from The American Heritage® Dictionary of the English Language, 4th Edition
- transitive v. To make ugly; disfigure.
from Wiktionary, Creative Commons Attribution/Share-Alike License
- v. To make ugly; to destroy or worsen the appearance or attractiveness of.
- v. To become ugly.
from the GNU version of the Collaborative International Dictionary of English
- transitive v. To disfigure; to make ugly.
from The Century Dictionary and Cyclopedia
- To make ugly; disfigure.
from WordNet 3.0 Copyright 2006 by Princeton University. All rights reserved.
- v. make ugly
Sorry, no etymologies found.
Yahoo really doesn't give you any means to "uglify" the avatars.
"Other countries have no right to intervene," he said adding that some Western countries were trying hard to "uglify" China.
I also give so much credit for actors who 'uglify' themselves for roles.
It is the designers and name brands which uglify women.
In Columbia, where the crime rate is much much higher than Brazil, people uglify everything.
I always uglify my downhill skis and poles - prevents theft AND makes it easier to spot them on the rack at crowded resorts!
But how do I uglify my girlfriend to keep other men from stealing her?
May I suggest to Ms. (short for misanthrope) Coulter, the Lizzie Borden of journalism, that, rather than uglify her, TIME (along with its lower case counterpart) has simply revealed that her unattractiveness is not merely skin deep; that hers goes all the way down to that cavity that for most other people serves as the housing for the heart?
While the purchase of a lean, mean, sturdy city bike, light enough for lifting up flights of stairs, is a cyclist's fantasy, the clever bike owners (who dished out a lot of cash for their ride) would do various things to uglify their bikes to make them unattractive to thieves:

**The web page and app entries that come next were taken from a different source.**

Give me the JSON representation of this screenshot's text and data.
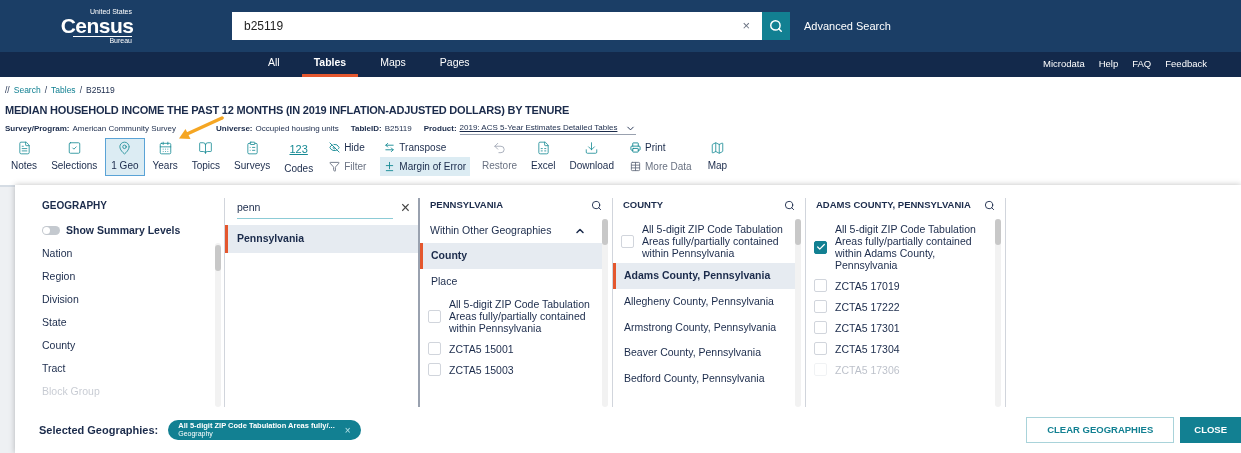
{
  "header": {
    "logo": {
      "top": "United States",
      "main": "Census",
      "bottom": "Bureau"
    },
    "search": {
      "value": "b25119",
      "clear": "×"
    },
    "advanced": "Advanced Search"
  },
  "nav": {
    "tabs": [
      {
        "label": "All",
        "selected": false
      },
      {
        "label": "Tables",
        "selected": true
      },
      {
        "label": "Maps",
        "selected": false
      },
      {
        "label": "Pages",
        "selected": false
      }
    ],
    "links": [
      "Microdata",
      "Help",
      "FAQ",
      "Feedback"
    ]
  },
  "breadcrumb": {
    "prefix": "//",
    "separator": "/",
    "items": [
      "Search",
      "Tables"
    ],
    "current": "B25119"
  },
  "title": "MEDIAN HOUSEHOLD INCOME THE PAST 12 MONTHS (IN 2019 INFLATION-ADJUSTED DOLLARS) BY TENURE",
  "meta": [
    {
      "label": "Survey/Program:",
      "value": "American Community Survey",
      "kind": "text"
    },
    {
      "label": "Universe:",
      "value": "Occupied housing units",
      "kind": "text"
    },
    {
      "label": "TableID:",
      "value": "B25119",
      "kind": "text"
    },
    {
      "label": "Product:",
      "value": "2019: ACS 5-Year Estimates Detailed Tables",
      "kind": "dropdown"
    }
  ],
  "toolbar": [
    {
      "kind": "tool",
      "label": "Notes",
      "selected": false,
      "disabled": false
    },
    {
      "kind": "tool",
      "label": "Selections",
      "selected": false,
      "disabled": false
    },
    {
      "kind": "tool",
      "label": "1 Geo",
      "selected": true,
      "disabled": false
    },
    {
      "kind": "tool",
      "label": "Years",
      "selected": false,
      "disabled": false
    },
    {
      "kind": "tool",
      "label": "Topics",
      "selected": false,
      "disabled": false
    },
    {
      "kind": "tool",
      "label": "Surveys",
      "selected": false,
      "disabled": false
    },
    {
      "kind": "code",
      "label": "Codes",
      "icon_text": "123",
      "selected": false,
      "disabled": false
    },
    {
      "kind": "stack",
      "items": [
        {
          "label": "Hide",
          "selected": false,
          "disabled": false
        },
        {
          "label": "Filter",
          "selected": false,
          "disabled": true
        }
      ]
    },
    {
      "kind": "stack",
      "items": [
        {
          "label": "Transpose",
          "selected": false,
          "disabled": false
        },
        {
          "label": "Margin of Error",
          "selected": true,
          "disabled": false
        }
      ]
    },
    {
      "kind": "tool",
      "label": "Restore",
      "selected": false,
      "disabled": true
    },
    {
      "kind": "tool",
      "label": "Excel",
      "selected": false,
      "disabled": false
    },
    {
      "kind": "tool",
      "label": "Download",
      "selected": false,
      "disabled": false
    },
    {
      "kind": "stack",
      "items": [
        {
          "label": "Print",
          "selected": false,
          "disabled": false
        },
        {
          "label": "More Data",
          "selected": false,
          "disabled": true
        }
      ]
    },
    {
      "kind": "tool",
      "label": "Map",
      "selected": false,
      "disabled": false
    }
  ],
  "geography": {
    "title": "GEOGRAPHY",
    "toggle": {
      "label": "Show Summary Levels",
      "on": false
    },
    "items": [
      {
        "label": "Nation",
        "dimmed": false
      },
      {
        "label": "Region",
        "dimmed": false
      },
      {
        "label": "Division",
        "dimmed": false
      },
      {
        "label": "State",
        "dimmed": false
      },
      {
        "label": "County",
        "dimmed": false
      },
      {
        "label": "Tract",
        "dimmed": false
      },
      {
        "label": "Block Group",
        "dimmed": true
      }
    ]
  },
  "filter": {
    "value": "penn",
    "clear": "×",
    "results": [
      {
        "label": "Pennsylvania",
        "selected": true
      }
    ]
  },
  "columns": [
    {
      "title": "PENNSYLVANIA",
      "group": {
        "label": "Within Other Geographies",
        "expanded": true
      },
      "items": [
        {
          "kind": "option",
          "label": "County",
          "selected": true,
          "dimmed": false
        },
        {
          "kind": "option",
          "label": "Place",
          "selected": false,
          "dimmed": false
        },
        {
          "kind": "check",
          "label": "All 5-digit ZIP Code Tabulation Areas fully/partially contained within Pennsylvania",
          "checked": false,
          "dimmed": false
        },
        {
          "kind": "check",
          "label": "ZCTA5 15001",
          "checked": false,
          "dimmed": false
        },
        {
          "kind": "check",
          "label": "ZCTA5 15003",
          "checked": false,
          "dimmed": false
        }
      ]
    },
    {
      "title": "COUNTY",
      "items": [
        {
          "kind": "check",
          "label": "All 5-digit ZIP Code Tabulation Areas fully/partially contained within Pennsylvania",
          "checked": false,
          "dimmed": false
        },
        {
          "kind": "option",
          "label": "Adams County, Pennsylvania",
          "selected": true,
          "dimmed": false
        },
        {
          "kind": "option",
          "label": "Allegheny County, Pennsylvania",
          "selected": false,
          "dimmed": false
        },
        {
          "kind": "option",
          "label": "Armstrong County, Pennsylvania",
          "selected": false,
          "dimmed": false
        },
        {
          "kind": "option",
          "label": "Beaver County, Pennsylvania",
          "selected": false,
          "dimmed": false
        },
        {
          "kind": "option",
          "label": "Bedford County, Pennsylvania",
          "selected": false,
          "dimmed": false
        }
      ]
    },
    {
      "title": "ADAMS COUNTY, PENNSYLVANIA",
      "items": [
        {
          "kind": "check",
          "label": "All 5-digit ZIP Code Tabulation Areas fully/partially contained within Adams County, Pennsylvania",
          "checked": true,
          "dimmed": false
        },
        {
          "kind": "check",
          "label": "ZCTA5 17019",
          "checked": false,
          "dimmed": false
        },
        {
          "kind": "check",
          "label": "ZCTA5 17222",
          "checked": false,
          "dimmed": false
        },
        {
          "kind": "check",
          "label": "ZCTA5 17301",
          "checked": false,
          "dimmed": false
        },
        {
          "kind": "check",
          "label": "ZCTA5 17304",
          "checked": false,
          "dimmed": false
        },
        {
          "kind": "check",
          "label": "ZCTA5 17306",
          "checked": false,
          "dimmed": true
        }
      ]
    }
  ],
  "footer": {
    "label": "Selected Geographies:",
    "chip": {
      "label": "All 5-digit ZIP Code Tabulation Areas fully/...",
      "sub": "Geography",
      "remove": "×"
    },
    "buttons": [
      {
        "label": "CLEAR GEOGRAPHIES",
        "kind": "outline"
      },
      {
        "label": "CLOSE",
        "kind": "solid"
      }
    ]
  }
}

I mean, most people thought it would be impossible to “uglify” Marion Cotillard enough to play Edith Piaf, but she gave a near perfect performance.